We only ever had 2 guys in suits apply. One showed up in his "Marry and Bury" suit - his own, well fitted (he was a big galoot, like me), looked comfortable - we hired a good electrican.
The other guy (can't make this shit up!) was wearing a brown leisure suit with Elvis hair and a half-gallon of cheeep cologne. Did'nt get the job.....

Reply to this post

Back to top Alert abuse Link here Permalink


Response to Bertha Venation (Original post)

Tue Sep 18, 2012, 11:59 AM

8. Sorry, but I have to agree with him. You show up looking like the type of employee they want.

 

Wearing a suit and tie to a lumber yard is as bad as wearing boots, jeans, and a t-shirt to a cubicle farm job.

Reply to this post

Back to top Alert abuse Link here Permalink


Response to Bertha Venation (Original post)

Tue Sep 18, 2012, 12:04 PM

9. I was always told to dress a little better than needed for the job you're applying for.

If the job requires wearing a polo shirt and khakis, wear a dress shirt & tie to the interview. If the job requires a tie, wear a tie and jacket to the interview.

Reply to this post

Back to top Alert abuse Link here Permalink


Response to Gidney N Cloyd (Reply #9)

Tue Sep 18, 2012, 01:02 PM

11. A little better- great.

A lot better, and you're interviewing for my boss's job - and we ain't hirin' for that!

Reply to this post

Back to top Alert abuse Link here Permalink


Response to Bertha Venation (Original post)

Tue Sep 18, 2012, 01:11 PM

12. I read up recently on how to dress for interviewing.

What I read was...to take however the people at the company dress, for the job you're applying for, and dress one step up. The idea being you should look like you're trying to impress, which he is.

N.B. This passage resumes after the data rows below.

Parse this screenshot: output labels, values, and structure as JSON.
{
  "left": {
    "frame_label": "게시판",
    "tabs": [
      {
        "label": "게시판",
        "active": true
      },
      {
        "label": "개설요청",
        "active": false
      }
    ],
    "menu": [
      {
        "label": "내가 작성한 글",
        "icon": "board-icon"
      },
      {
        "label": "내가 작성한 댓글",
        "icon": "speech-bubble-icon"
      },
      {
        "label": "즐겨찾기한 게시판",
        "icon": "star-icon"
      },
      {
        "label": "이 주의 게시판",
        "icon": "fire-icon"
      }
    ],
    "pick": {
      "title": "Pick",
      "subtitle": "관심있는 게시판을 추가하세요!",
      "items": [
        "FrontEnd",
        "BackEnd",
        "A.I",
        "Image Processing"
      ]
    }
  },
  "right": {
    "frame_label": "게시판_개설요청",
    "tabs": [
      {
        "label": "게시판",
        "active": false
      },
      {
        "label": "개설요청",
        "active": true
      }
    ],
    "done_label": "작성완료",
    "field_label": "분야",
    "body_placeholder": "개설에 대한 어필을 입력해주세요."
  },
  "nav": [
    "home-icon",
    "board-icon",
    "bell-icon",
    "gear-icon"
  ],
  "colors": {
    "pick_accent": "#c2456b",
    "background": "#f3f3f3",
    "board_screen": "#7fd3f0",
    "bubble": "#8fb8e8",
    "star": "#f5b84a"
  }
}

No jeans. No t-shirt.

I think your idea of good pants (khakis or business casual...not dress pants), shirt (polo or tucked in daily wear button down shirt), seems right. The important thing being...he should be exceptionally well groomed, look like he just stepped out of the shower, and his clothes pressed.

Reply to this post

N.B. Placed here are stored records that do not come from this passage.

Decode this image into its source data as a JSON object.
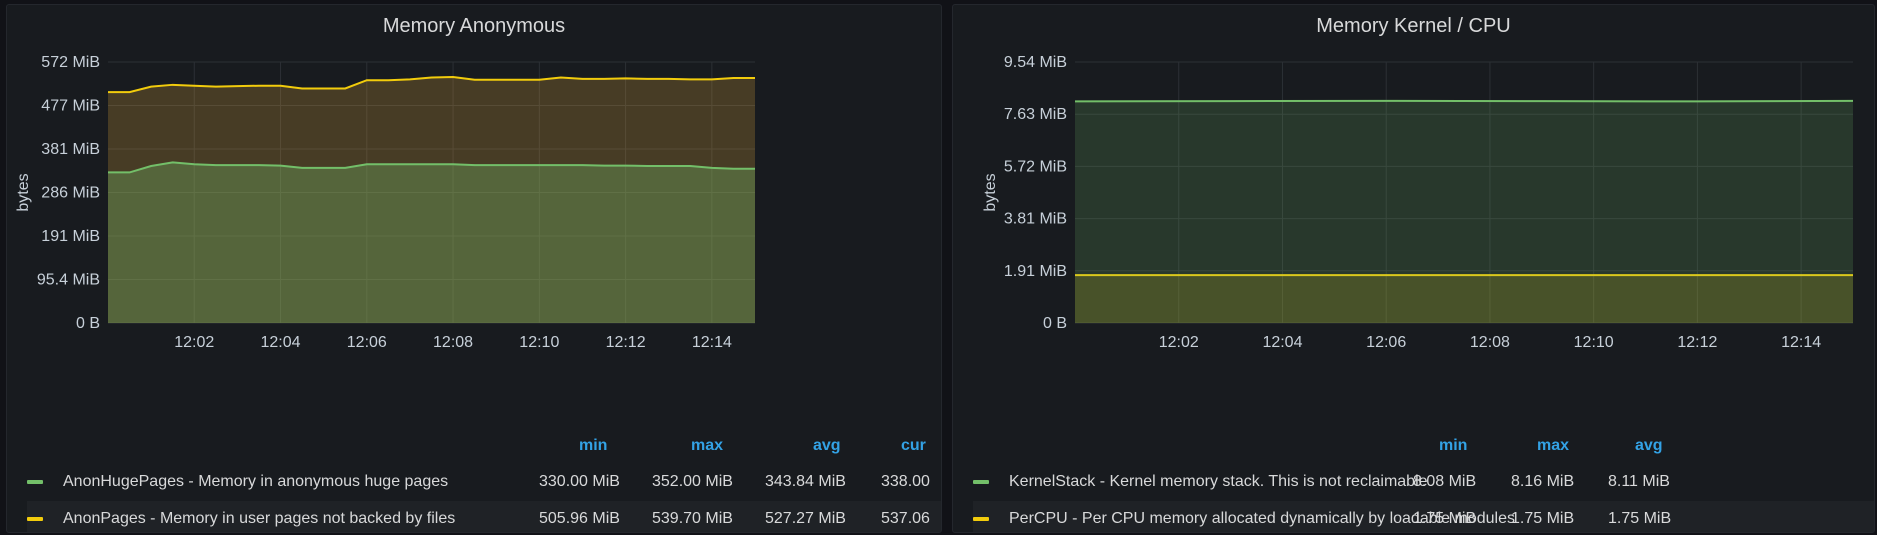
{
  "panels": [
    {
      "title": "Memory Anonymous",
      "legend_headers": [
        "min",
        "max",
        "avg",
        "cur"
      ],
      "legend": [
        {
          "name": "AnonHugePages - Memory in anonymous huge pages",
          "color": "#73bf69",
          "values": [
            "330.00 MiB",
            "352.00 MiB",
            "343.84 MiB",
            "338.00"
          ]
        },
        {
          "name": "AnonPages - Memory in user pages not backed by files",
          "color": "#f2cc0c",
          "values": [
            "505.96 MiB",
            "539.70 MiB",
            "527.27 MiB",
            "537.06"
          ]
        }
      ]
    },
    {
      "title": "Memory Kernel / CPU",
      "legend_headers": [
        "min",
        "max",
        "avg"
      ],
      "legend": [
        {
          "name": "KernelStack - Kernel memory stack. This is not reclaimable",
          "color": "#73bf69",
          "values": [
            "8.08 MiB",
            "8.16 MiB",
            "8.11 MiB"
          ]
        },
        {
          "name": "PerCPU - Per CPU memory allocated dynamically by loadable modules",
          "color": "#f2cc0c",
          "values": [
            "1.75 MiB",
            "1.75 MiB",
            "1.75 MiB"
          ]
        }
      ]
    }
  ],
  "chart_data": [
    {
      "type": "area",
      "title": "Memory Anonymous",
      "ylabel": "bytes",
      "y_ticks": [
        "0 B",
        "95.4 MiB",
        "191 MiB",
        "286 MiB",
        "381 MiB",
        "477 MiB",
        "572 MiB"
      ],
      "ylim": [
        0,
        572
      ],
      "y_unit": "MiB",
      "x_ticks": [
        "12:02",
        "12:04",
        "12:06",
        "12:08",
        "12:10",
        "12:12",
        "12:14"
      ],
      "x_range": [
        "12:00",
        "12:15"
      ],
      "grid": true,
      "stacked": true,
      "series": [
        {
          "name": "AnonHugePages - Memory in anonymous huge pages",
          "color": "#73bf69",
          "x": [
            "12:00",
            "12:00:30",
            "12:01",
            "12:01:30",
            "12:02",
            "12:02:30",
            "12:03",
            "12:03:30",
            "12:04",
            "12:04:30",
            "12:05",
            "12:05:30",
            "12:06",
            "12:06:30",
            "12:07",
            "12:07:30",
            "12:08",
            "12:08:30",
            "12:09",
            "12:09:30",
            "12:10",
            "12:10:30",
            "12:11",
            "12:11:30",
            "12:12",
            "12:12:30",
            "12:13",
            "12:13:30",
            "12:14",
            "12:14:30",
            "12:15"
          ],
          "values": [
            330,
            330,
            344,
            352,
            348,
            346,
            346,
            346,
            345,
            340,
            340,
            340,
            348,
            348,
            348,
            348,
            348,
            346,
            346,
            346,
            346,
            346,
            346,
            345,
            345,
            344,
            344,
            344,
            340,
            338,
            338
          ]
        },
        {
          "name": "AnonPages - Memory in user pages not backed by files",
          "color": "#f2cc0c",
          "x": [
            "12:00",
            "12:00:30",
            "12:01",
            "12:01:30",
            "12:02",
            "12:02:30",
            "12:03",
            "12:03:30",
            "12:04",
            "12:04:30",
            "12:05",
            "12:05:30",
            "12:06",
            "12:06:30",
            "12:07",
            "12:07:30",
            "12:08",
            "12:08:30",
            "12:09",
            "12:09:30",
            "12:10",
            "12:10:30",
            "12:11",
            "12:11:30",
            "12:12",
            "12:12:30",
            "12:13",
            "12:13:30",
            "12:14",
            "12:14:30",
            "12:15"
          ],
          "values": [
            506,
            506,
            518,
            522,
            520,
            518,
            519,
            520,
            520,
            514,
            514,
            514,
            532,
            532,
            534,
            538,
            539,
            533,
            533,
            533,
            533,
            538,
            535,
            535,
            536,
            535,
            535,
            534,
            534,
            537,
            537
          ]
        }
      ]
    },
    {
      "type": "area",
      "title": "Memory Kernel / CPU",
      "ylabel": "bytes",
      "y_ticks": [
        "0 B",
        "1.91 MiB",
        "3.81 MiB",
        "5.72 MiB",
        "7.63 MiB",
        "9.54 MiB"
      ],
      "ylim": [
        0,
        9.54
      ],
      "y_unit": "MiB",
      "x_ticks": [
        "12:02",
        "12:04",
        "12:06",
        "12:08",
        "12:10",
        "12:12",
        "12:14"
      ],
      "x_range": [
        "12:00",
        "12:15"
      ],
      "grid": true,
      "stacked": false,
      "series": [
        {
          "name": "KernelStack - Kernel memory stack. This is not reclaimable",
          "color": "#73bf69",
          "x": [
            "12:00",
            "12:03",
            "12:06",
            "12:09",
            "12:12",
            "12:15"
          ],
          "values": [
            8.1,
            8.11,
            8.12,
            8.11,
            8.1,
            8.12
          ]
        },
        {
          "name": "PerCPU - Per CPU memory allocated dynamically by loadable modules",
          "color": "#f2cc0c",
          "x": [
            "12:00",
            "12:03",
            "12:06",
            "12:09",
            "12:12",
            "12:15"
          ],
          "values": [
            1.75,
            1.75,
            1.75,
            1.75,
            1.75,
            1.75
          ]
        }
      ]
    }
  ]
}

Back to top Alert abuse Link here Permalink


Response to Bertha Venation (Original post)

Wed Sep 19, 2012, 02:00 PM

13. I think you are okay in your assessment

 

though I'd still dress on the nicer end of scale to make a good first impression. So for the lumber yard job I go with newer work boots, newer jeans, and a button up shirt with collar. Nothing faded or ripped or worn. I also think khakis and a nice shirt would be fine too.

And for God's sake NO SAGGING. That is one of the fastest ways to a rejection. I'd hire someone with a tattoo on their forehead of Satan waving a swastika before I hire someone with their pants around their knees.

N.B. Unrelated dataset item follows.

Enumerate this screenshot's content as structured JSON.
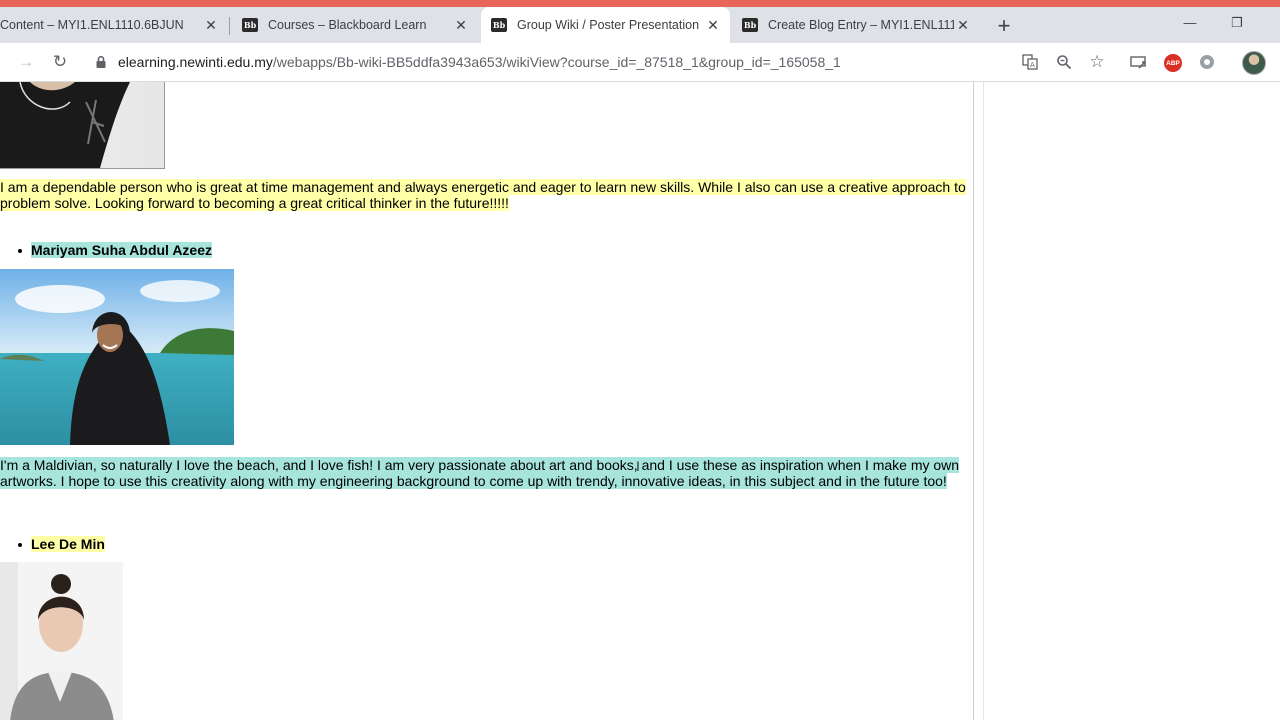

Reply to this post

Back to top Alert abuse Link here Permalink


Response to guardian (Reply #13)

Wed Sep 19, 2012, 02:39 PM

14. I have a co-worker with almost that tattoo

We hire lots of people out of prison so we get lots of crappy tattoos...no swastika on this one but he does have the devil on his neck. Good worker.

Reply to this post

Back to top Alert abuse Link here Permalink


Response to jmowreader (Reply #14)

Wed Sep 19, 2012, 05:41 PM

15. My experience with ex-cons

 

as a landlord has been one of extremes. They are either

1) excellent tenants that work very hard to turn their life around and are quiet and respectful, or
2) they continue with crime as a way of life, violate the lease in multiple ways, bother the neighbors, don't pay rent, and get evicted.

Seems to be no in between. Unfortunately, the last 3 in a row I had cost me several thousand dollars in damages and endless headaches and worry, and vacancies because the neighbors didn't want to live next to them. So for now I am saying no to ex-cons. I can't afford more losses.

Though I got off relatively easy. The property owner next to mine recently spent $30,000 on remediation of a meth lab that a tenant ran out of his apartment building.

Reply to this post

Back to top Alert abuse Link here Permalink


Response to Bertha Venation (Original post)

Wed Sep 19, 2012, 07:37 PM

16. Dress better than the other applicants.

Problem solved.

Reply to this post

Back to top Alert abuse Link here Permalink

Reply to this thread